The arrival of the holiday season, while not exactly a surprise at Thanksgiving, was not something I was eager to embrace as early as Halloween, despite the retail industry's relentless effort to cause us to skip right over Thanksgiving (since one doesn't normally buy gifts for that) in favor of Christmas and zoom right into the holiday (read: shopping/spending) spirit. Accordingly, I resist all efforts to get into the "Christmas spirit" until December 1. It's just way too much red and green and holiday "cheer" before December's arrival, ignores the fact that it's still fall and, in some areas like the mid-south, still very much peak foliage season. To ignore that gives short shrift to autumn and the Thanksgiving holiday that I find equally worthy of our attention.
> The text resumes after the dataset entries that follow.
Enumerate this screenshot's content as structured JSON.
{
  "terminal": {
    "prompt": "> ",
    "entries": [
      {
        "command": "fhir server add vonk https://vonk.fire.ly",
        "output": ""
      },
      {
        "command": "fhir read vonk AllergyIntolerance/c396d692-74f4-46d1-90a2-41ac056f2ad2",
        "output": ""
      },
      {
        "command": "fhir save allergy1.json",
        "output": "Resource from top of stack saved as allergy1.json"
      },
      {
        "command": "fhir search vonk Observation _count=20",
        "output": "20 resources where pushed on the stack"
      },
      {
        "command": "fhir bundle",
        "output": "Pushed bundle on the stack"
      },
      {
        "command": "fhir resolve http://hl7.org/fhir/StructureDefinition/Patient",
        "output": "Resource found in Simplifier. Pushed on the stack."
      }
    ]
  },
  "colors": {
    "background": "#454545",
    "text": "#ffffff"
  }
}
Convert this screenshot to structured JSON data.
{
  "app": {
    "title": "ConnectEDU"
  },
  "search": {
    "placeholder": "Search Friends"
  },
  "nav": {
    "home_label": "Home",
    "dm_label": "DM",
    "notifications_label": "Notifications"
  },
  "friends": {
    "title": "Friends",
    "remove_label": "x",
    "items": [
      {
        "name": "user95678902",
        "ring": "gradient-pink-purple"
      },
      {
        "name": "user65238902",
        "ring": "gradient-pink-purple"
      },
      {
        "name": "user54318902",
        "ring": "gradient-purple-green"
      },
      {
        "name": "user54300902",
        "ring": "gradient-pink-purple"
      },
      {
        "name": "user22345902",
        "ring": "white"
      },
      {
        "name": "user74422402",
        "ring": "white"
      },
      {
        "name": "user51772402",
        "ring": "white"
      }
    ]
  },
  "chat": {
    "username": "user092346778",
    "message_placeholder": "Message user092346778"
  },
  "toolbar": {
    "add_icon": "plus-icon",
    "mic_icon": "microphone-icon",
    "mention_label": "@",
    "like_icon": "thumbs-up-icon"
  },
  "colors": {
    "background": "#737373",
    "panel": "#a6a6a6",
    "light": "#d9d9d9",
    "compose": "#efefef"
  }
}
Winter doesn't begin until December 21, so I express my resistance to the rushing of that season by not giving Christmas any significant attention until December. I won't decorate for Christmas until then.
As with Thanksgiving, my mantel is the primary focus of my holiday decorating. It's the area of my home that's most easily changed with the seasons and holidays, but in early December I also found a charming pre-lit faux evergreen 4-foot "pencil" tree in a nice, urn-like base at Goodwill for $12. There were several such trees available, but this one was the nicest, in my view, so I placed it by my front door (where there's a conveniently located exterior outlet). I put the lights on a timer, so it clicks on from dusk until about 11pm and gently illuminates the doorway, which makes it warm and welcoming, I think.
I also lucked into a huge "contractor" size bag full of faux evergreen garland at another local thrift shop - at least 200 ft or more - for a paltry $5. Wow - that was quite a deal! Two of the garlands in the bag were illuminated, so I strung one of them around the mantle and added a little faux tree I got for $2, at the center, flanked by some votive candles in glass votive holders and small (real) apples.
Below the mantel I hung two small brass faux hunting horns with faux greenery and berries, red-and-green ribbon and jingle bells embellishments at each end. In the center, I hung another small embellished brass horn enhanced with a small vintage jumping horse and rider ornament that a friend (and former classmate from 1st through 12th grade) gave me recently. She was going through some old holiday items while to trying to edit out of her collection of ornaments she no longer wanted to keep and thought I'd like this one and another small brass hunting horn -- she was right. As a horsewoman, I do tend to lean heavily in the direction of equestrian-related decor, which is especially appealing for the Christmas holidays.
While some with more European leanings might extend the holiday season until mid-January, I lean in the direction of wrapping up the "holiday season" now that New Year's Day has come and gone. I'm packing up the holiday things this weekend and putting them all back in storage until next December. It'll be back sooner than we realize.
As with most of the Eastern U.S., our weather was unusually mild in December, with no snow until two days before New Year's Day, and temperatures were atypically warm -- 65 degrees on Christmas Day. (That was a treat for those of us who aren't huge fans of cold and snow.) Now that the weather has reverted to more "normal" conditions for Northeastern winters, I'll focus on keeping the bird feeders hanging outside stocked with seed and use the time indoors sipping hot chocolate (yum!) by the fire, cooking, baking, and cleaning, sorting and tossing the unnecessary things that tend to invade and take up space in one's life. It's never too early to start on "spring cleaning"!
I hope you had very happy holidays, whatever version you celebrate, and have a most happy, healthy and prosperous New Year!